Part 4 of 4.
I actually think that this aspect is what brings a lot of the appeal to this outlaw and ties the other elements together.
Robin is an outlaw. A wolfs-head. This means that anyone can kill him on sight and will be rewarded for doing so. Have you ever lived with that hanging over you? In some of the stories I’ve read (Howard Pyle, Robin McKinley), he’s outlawed with good reason--for killing a man (provoked or not, I think we can mostly agree that this is wrong!). In another fair amount of them, he’s outlawed for killing a deer. Yes, this was law. Yes, it looks pretty silly to us today. In most of the ones that I read and enjoy, though, he was outlawed for different reasons--being at the wrong place at the wrong time, in general being on the “wrong side” of authority--usually for doing right, a victim of political expansion by the bad guys, or even as a matter of choice.
Whatever the case, this makes Robin the “criminal” hero, which makes him fascinating--and courageous. In the cases where he is outlawed for either good or bad reasons, he doesn’t take that and go the way of normal outlaws--killing and stealing at will--but chooses to take a stand from his hunted and hiding position for what is right and just. He doesn’t have to do that. If he’d leave alone corrupt authority and hid away in the woods all the time, he’d probably be left alone. Certainly he wouldn’t have 100 marks on his head.
So, underneath the rashness and stupidity of things like eating in the Sheriff’s house under the guise of a potter and going to tournaments to win golden arrows, choosing to challenge that stranger on the bridge, and marching into Prince John’s presence with a king’s deer on your back--there is a thread of true courage, one to be admired. And laughing at yourself? Can you get more courageous then doing what might be laughable and then laughing at it? There are also the more obviously noble enterprises of saving poachers from hangings, gathering the king’s ransom, and rescuing captured friends.
As I said in the Justice post, Robin Hood does what’s right no matter the cost. He shouts to the world what is wrong and unjust. That’s not even just a nice cliché to repeat, because his actions do literally cost him his life. Way at the end, when you think all his political enemies are dead and he’s free and pardoned--one strike, and he’s gone, bleeding to death in an abbey. But he chose that, when he was young and strong--and unwilling to just let evil be.

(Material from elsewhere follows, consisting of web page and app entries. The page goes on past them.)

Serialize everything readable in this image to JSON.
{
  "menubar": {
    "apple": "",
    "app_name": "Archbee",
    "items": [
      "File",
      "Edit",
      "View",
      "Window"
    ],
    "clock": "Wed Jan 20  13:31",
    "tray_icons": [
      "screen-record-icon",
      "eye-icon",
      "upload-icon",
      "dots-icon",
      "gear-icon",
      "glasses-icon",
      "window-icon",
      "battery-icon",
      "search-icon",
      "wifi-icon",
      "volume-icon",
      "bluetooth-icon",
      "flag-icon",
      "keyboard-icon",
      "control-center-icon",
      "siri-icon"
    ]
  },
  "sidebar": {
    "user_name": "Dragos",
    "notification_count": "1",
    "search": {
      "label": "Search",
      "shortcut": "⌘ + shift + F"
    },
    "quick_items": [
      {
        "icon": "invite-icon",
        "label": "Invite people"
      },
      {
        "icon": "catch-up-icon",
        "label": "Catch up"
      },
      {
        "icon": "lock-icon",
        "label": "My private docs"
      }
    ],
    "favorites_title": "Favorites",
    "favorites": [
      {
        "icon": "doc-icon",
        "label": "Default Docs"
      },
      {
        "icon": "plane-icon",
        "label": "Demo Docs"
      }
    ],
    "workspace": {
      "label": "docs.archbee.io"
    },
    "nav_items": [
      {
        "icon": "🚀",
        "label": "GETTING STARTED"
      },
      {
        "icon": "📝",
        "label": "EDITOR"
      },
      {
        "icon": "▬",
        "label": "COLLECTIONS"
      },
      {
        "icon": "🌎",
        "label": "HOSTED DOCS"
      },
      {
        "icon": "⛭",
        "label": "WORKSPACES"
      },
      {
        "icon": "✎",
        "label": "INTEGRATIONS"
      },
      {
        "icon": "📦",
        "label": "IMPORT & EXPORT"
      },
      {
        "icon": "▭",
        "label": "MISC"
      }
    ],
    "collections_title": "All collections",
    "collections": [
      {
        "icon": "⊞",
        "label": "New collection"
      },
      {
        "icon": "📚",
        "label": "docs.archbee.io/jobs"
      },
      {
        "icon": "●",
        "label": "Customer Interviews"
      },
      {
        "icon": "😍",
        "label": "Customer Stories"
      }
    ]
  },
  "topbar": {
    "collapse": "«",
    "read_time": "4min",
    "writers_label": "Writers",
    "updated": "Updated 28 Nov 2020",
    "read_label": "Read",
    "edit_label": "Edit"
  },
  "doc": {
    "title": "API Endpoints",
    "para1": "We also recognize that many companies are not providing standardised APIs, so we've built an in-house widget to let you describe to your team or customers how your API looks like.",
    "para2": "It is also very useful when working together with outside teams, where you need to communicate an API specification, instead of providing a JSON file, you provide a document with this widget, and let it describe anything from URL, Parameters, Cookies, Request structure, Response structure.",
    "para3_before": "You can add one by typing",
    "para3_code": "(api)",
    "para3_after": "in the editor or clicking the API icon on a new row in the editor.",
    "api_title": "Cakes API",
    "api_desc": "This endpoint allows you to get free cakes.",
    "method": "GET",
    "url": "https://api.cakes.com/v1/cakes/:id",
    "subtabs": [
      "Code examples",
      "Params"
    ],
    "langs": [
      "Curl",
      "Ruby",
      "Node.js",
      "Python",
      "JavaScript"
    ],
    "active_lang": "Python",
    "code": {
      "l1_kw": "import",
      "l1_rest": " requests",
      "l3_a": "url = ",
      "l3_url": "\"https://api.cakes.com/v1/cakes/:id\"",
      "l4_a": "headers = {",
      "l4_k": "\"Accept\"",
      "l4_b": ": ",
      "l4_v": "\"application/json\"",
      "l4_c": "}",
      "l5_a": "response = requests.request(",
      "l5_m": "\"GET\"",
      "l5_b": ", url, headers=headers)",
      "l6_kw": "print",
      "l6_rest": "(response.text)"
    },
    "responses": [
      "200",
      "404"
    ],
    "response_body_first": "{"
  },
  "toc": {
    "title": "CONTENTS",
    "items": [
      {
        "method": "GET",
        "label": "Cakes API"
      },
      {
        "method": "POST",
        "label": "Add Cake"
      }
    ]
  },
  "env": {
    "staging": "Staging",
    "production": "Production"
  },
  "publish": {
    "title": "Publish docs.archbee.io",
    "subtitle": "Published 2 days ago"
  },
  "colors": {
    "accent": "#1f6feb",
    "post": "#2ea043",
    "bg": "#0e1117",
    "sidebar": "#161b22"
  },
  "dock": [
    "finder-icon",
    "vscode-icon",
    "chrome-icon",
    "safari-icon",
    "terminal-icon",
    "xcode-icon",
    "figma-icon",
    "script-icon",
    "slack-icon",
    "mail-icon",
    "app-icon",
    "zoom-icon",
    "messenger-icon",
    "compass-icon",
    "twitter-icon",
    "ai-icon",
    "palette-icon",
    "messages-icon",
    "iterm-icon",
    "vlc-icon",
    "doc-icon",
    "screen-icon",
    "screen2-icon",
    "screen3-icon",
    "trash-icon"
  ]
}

I'm not sure where I originally found this image, but it's from the 1938 Robin Hood by Warner Bros. (Errol Flynn = Best Robin Hood Evah. Besides mine of course.)